I haven’t been to Capitol Hill for more than a year, but friends paint a sad picture of that area — swarms of National Guardsmen and few civilians. They find this disturbing.
According to the editors of National Review, there are around 6,000 troops in the area now (down from 25,000 on Inauguration Day). The plan, apparently, is to keep thousands there through March, and some National Guard presence through at least the Fall.
I agree with NR editors that this show of force makes no sense. In fact, even Eleanor Holmes Norton, D.C.’s left-liberal representative in Congress, has spoken out against the prospect of that continuing National Guard presence.
Turning the Capitol and its grounds into an armed fortress is a bad look in a democracy. We should want tourists to flock to the Capitol, as they have always done. A large presence of troops will keep them away.
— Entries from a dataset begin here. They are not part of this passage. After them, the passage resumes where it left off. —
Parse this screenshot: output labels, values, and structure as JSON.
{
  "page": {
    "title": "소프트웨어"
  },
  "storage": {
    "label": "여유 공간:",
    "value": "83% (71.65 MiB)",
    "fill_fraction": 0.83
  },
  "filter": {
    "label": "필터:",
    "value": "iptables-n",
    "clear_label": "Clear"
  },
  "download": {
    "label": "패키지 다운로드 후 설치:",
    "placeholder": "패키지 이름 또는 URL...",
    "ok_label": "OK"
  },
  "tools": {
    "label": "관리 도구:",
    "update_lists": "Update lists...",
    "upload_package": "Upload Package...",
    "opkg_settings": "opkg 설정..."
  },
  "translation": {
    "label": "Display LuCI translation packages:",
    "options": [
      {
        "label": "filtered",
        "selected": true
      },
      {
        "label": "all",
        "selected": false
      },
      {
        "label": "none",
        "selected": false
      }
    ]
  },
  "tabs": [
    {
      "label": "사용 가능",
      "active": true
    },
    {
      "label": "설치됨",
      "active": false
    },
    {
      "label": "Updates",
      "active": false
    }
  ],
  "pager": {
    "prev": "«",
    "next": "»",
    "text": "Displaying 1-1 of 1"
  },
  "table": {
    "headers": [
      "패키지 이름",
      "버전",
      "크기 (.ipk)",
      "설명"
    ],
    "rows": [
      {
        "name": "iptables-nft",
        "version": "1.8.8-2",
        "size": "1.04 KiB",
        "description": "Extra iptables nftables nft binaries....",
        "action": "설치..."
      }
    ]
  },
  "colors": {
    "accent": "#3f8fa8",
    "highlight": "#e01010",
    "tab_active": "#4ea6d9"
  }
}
It’s true, of course, that we need to protect the building and those who work there. But there’s no reason to believe that another attack like that of January 6 will occur now that the fantasy of blocking Biden’s election is an impossibility. And even that attack probably could have been handled without the National Guard if the Capitol police had been better prepared.
Thus, the NR editors rightly conclude:
The large-scale presence of National Guardsmen on the Hill should end. These troops have done their duty admirably, but it’s time to go home.
New security protocols may be necessary at the Capitol — certainly the police should be better prepared for protests that might run out of control — but they should be carefully thought through and calibrated. And they shouldn’t include a tall razor-wire fence that symbolically separates our elected representatives from the people they serve.
The U.S. Capitol is one of the marvels of our open society. It shouldn’t be made to look like it belongs in a closed one.